Deploying gene-editing technologies requires introducing two molecular components into cells that work together as a team to introduce changes to specific genes.

Firstly, there is a guide RNA (gRNA). Its job is to single out the gene of interest. Then there is a set of molecular scissors – called CRISPR-Cas9 (a bacterial gene). It cuts the DNA selected by the guide RNA.

The magic occurs when the cell itself repairs the cut DNA. The repair process introduces subtle changes to the DNA that can alter an associated cattle trait. New genetic information can also be written into the cell by exploiting other cellular repair pathways.

Normally, gene editing requires introducing both components into cells every time a round of changes is needed.

That makes the process both laborious to repeat and at odds with breeding work, which requires introducing genetic diversity on a much larger scale.

Professor Mahony is proposing to overcome these limitations by modifying cell lines in such a way as to introduce CRISPR-Cas9 gene permanently into the cells’ chromosomes. That makes the molecular scissors readily available to edit genes at any time, with researchers needing only to introduce the relevant gRNA.

A highly innovative approach is being taken to introduce the CRISPR-Cas9 into the cell lines to ensure it operates at the highest possible level. This in turn requires making additional innovations.

“In the past, many experiments that introduced genes into cells failed because the gene ended up being inactivated so that no gene expression took place long term,” he said.

“We have devised a novel high throughput strategy to ensure that our CRISPR-Cas9 gene avoids this fate.

"The strategy involves the identification of cattle genome ‘landing pads’.”

He defines landing pads as any region of the genome that can function as safe harbours for introduced genes, allowing the genes to express over many generations without disrupting important genome functions. 

To identify landing pads, a reporter gene (whose expression is readily detectable) is introduced into a large population of cells. A copy of the gene is allowed to incorporate into each cell’ chromosomes. However, the incorporating site will be different in every cell.

Most cells will fail to maintain the expression of reporter gene long term. Those that do express normally may have integrated it into the chromosome at a safe harbour or a landing pad.

Headshot of Dr Di Xia
Dr Di Xia

The expressing cells will be isolated, and their DNA will be sequenced by long-read sequencing method. The sequence data will then undergo a deep analysis to understand where in the genome the reporter gene landed. The QAAFI and GIH team will also determine broader genomic impacts by sequencing all the cell’s DNA.

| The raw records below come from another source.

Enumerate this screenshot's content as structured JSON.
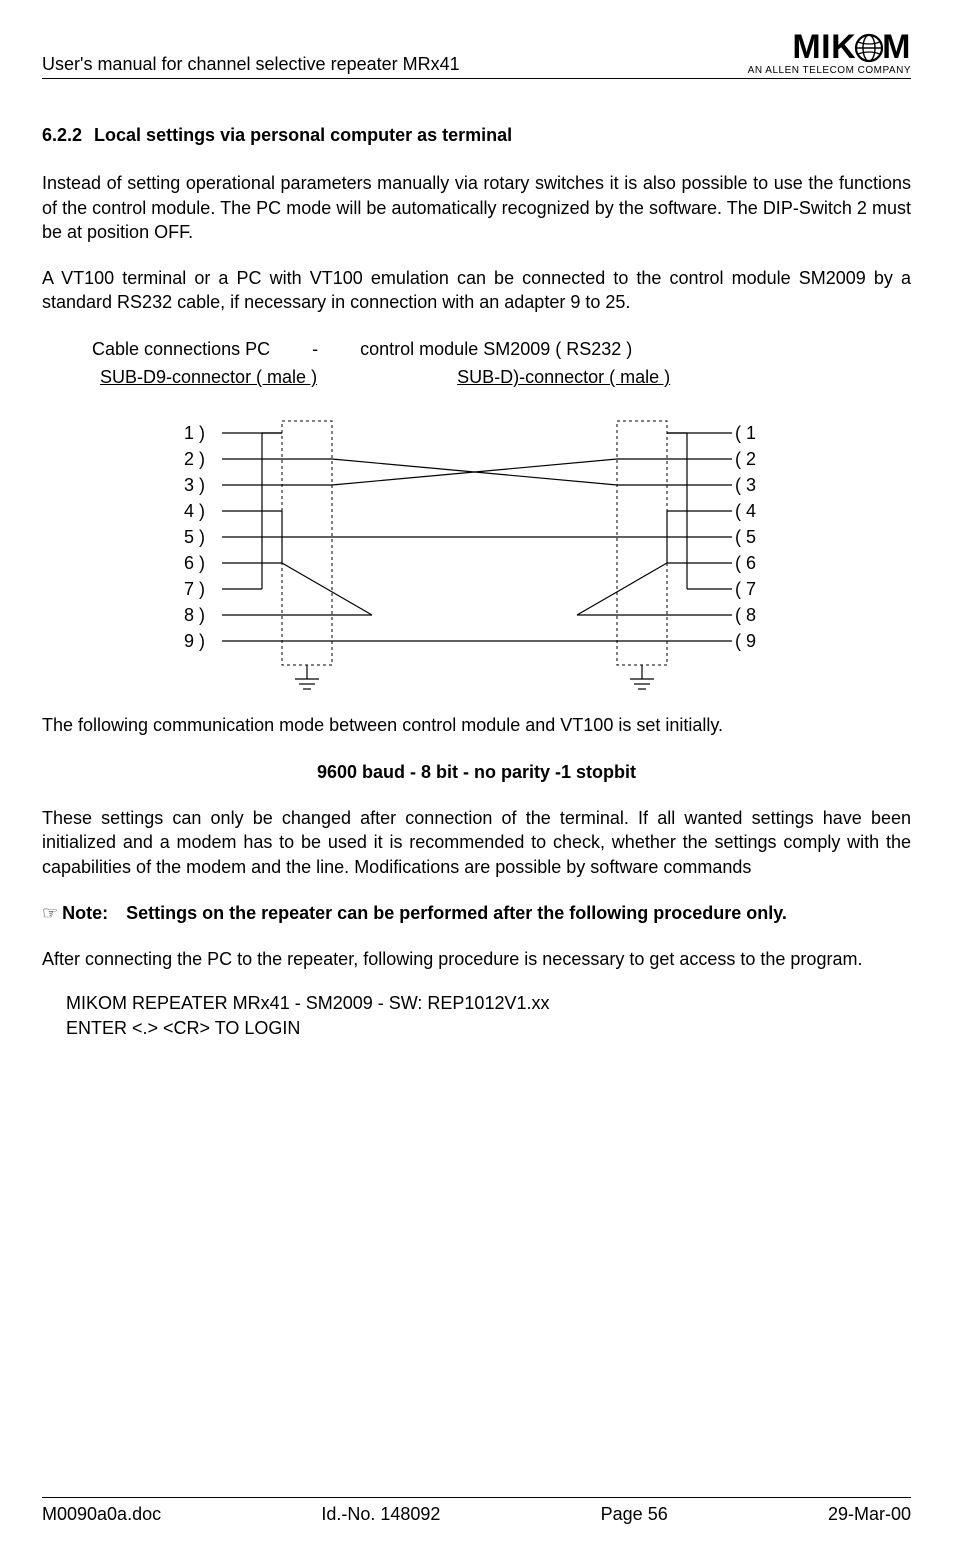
{
  "header": {
    "title": "User's manual for channel selective repeater MRx41",
    "logo_main_left": "MIK",
    "logo_main_right": "M",
    "logo_sub": "AN ALLEN TELECOM COMPANY"
  },
  "section": {
    "number": "6.2.2",
    "title": "Local settings via personal computer as terminal"
  },
  "para1": "Instead of setting operational parameters manually via rotary switches it is also possible to use the functions of the control module. The PC mode will be automatically recognized by the software. The DIP-Switch 2 must be at position OFF.",
  "para2": "A VT100 terminal or a PC with VT100 emulation can be connected to the control module SM2009 by a standard RS232 cable, if necessary in connection with an adapter 9 to 25.",
  "cable": {
    "line1_left": "Cable connections PC",
    "line1_sep": "-",
    "line1_right": "control module SM2009 ( RS232 )",
    "line2_left": "SUB-D9-connector ( male )",
    "line2_right": "SUB-D)-connector ( male )"
  },
  "diagram": {
    "left_pins": [
      "1  )",
      "2  )",
      "3  )",
      "4  )",
      "5  )",
      "6  )",
      "7  )",
      "8  )",
      "9  )"
    ],
    "right_pins": [
      "(  1",
      "(  2",
      "(  3",
      "(  4",
      "(  5",
      "(  6",
      "(  7",
      "(  8",
      "(  9"
    ]
  },
  "para3": "The following communication mode between control module and VT100 is set initially.",
  "comm_mode": "9600 baud - 8 bit - no parity -1 stopbit",
  "para4": "These settings can only be changed after connection of the terminal. If all wanted settings have been initialized and a modem has to be used it is recommended to check, whether the settings comply with the capabilities of the modem and the line. Modifications are possible by software commands",
  "note": {
    "pointer": "☞",
    "label": "Note:",
    "text": "Settings on the repeater can be performed after the following procedure only."
  },
  "para5": "After connecting the PC to the repeater, following procedure is necessary to get access to the program.",
  "terminal": {
    "line1": "MIKOM REPEATER MRx41 - SM2009 - SW: REP1012V1.xx",
    "line2": "ENTER <.> <CR> TO LOGIN"
  },
  "footer": {
    "left": "M0090a0a.doc",
    "center_left": "Id.-No. 148092",
    "center_right": "Page 56",
    "right": "29-Mar-00"
  }
}
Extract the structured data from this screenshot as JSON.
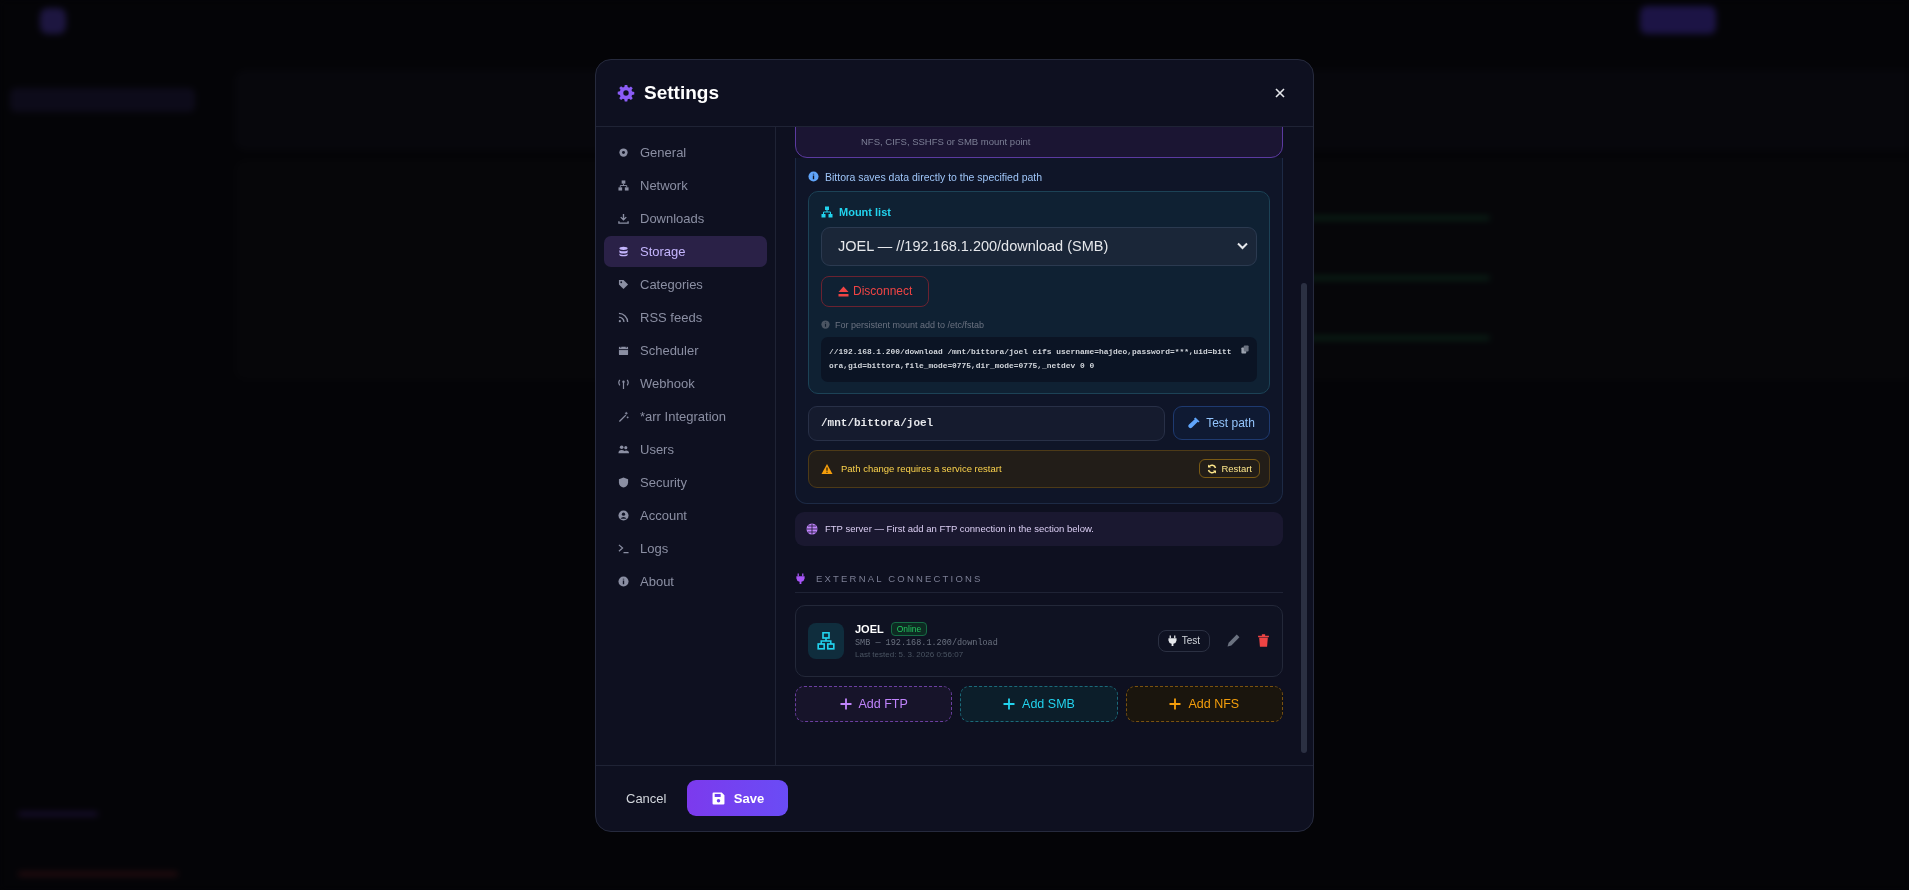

Once a genome site is identified that meets the criteria of a landing pad, the reporter gene is replaced by the CRISPR-Cas9 gene (or other genes of interest), in a form that also allows its expression to be turned on and off at will.

These CRISPR-Cas9 expressing cell lines can then be used to target changes to genes of interest and to study the associated biological impacts of the genetic changes. This includes the use of sophisticated stem-cell systems that can be induced to form organ-like tissues (called organoids) that bypass the need for animal studies.

The organoid-based analysis is already a feasible technology that is used for medical research in humans.

Transfer of genetic changes into animals will then only occur once useful gene variants have been identified and tested. Alternatively, these studies can be used to increase the efficiency of conventional breeding practices by improving knowledge about which genetic diversity to put under selection using DNA markers.

“The idea behind developing this technology is to reduce the amount of time needed to produce elite cattle genetics,” Professor Mahony said.

“It also amounts to a rapid, efficient and highly targeted way to test the genomic predictions that accumulated from decades’ worth of breeding work and genome-wide analysis.”

Photos are available via Dropbox.

Research contacts: Prof Tim Mahony, Centre for Animal Science, QAAFI at The University of Queensland, (0)7 334 66505, +61 (0)412 150 129, Dr Di Xia, Senior Research Assistant and GIH project lead, Genome Innovation Hub, The University of Queensland, (0)7 3346 2607, +61 (0)426 486 281. 

Media: Carolyn Martin, 399 886, Natalie MacGregor,, 0409 135 651.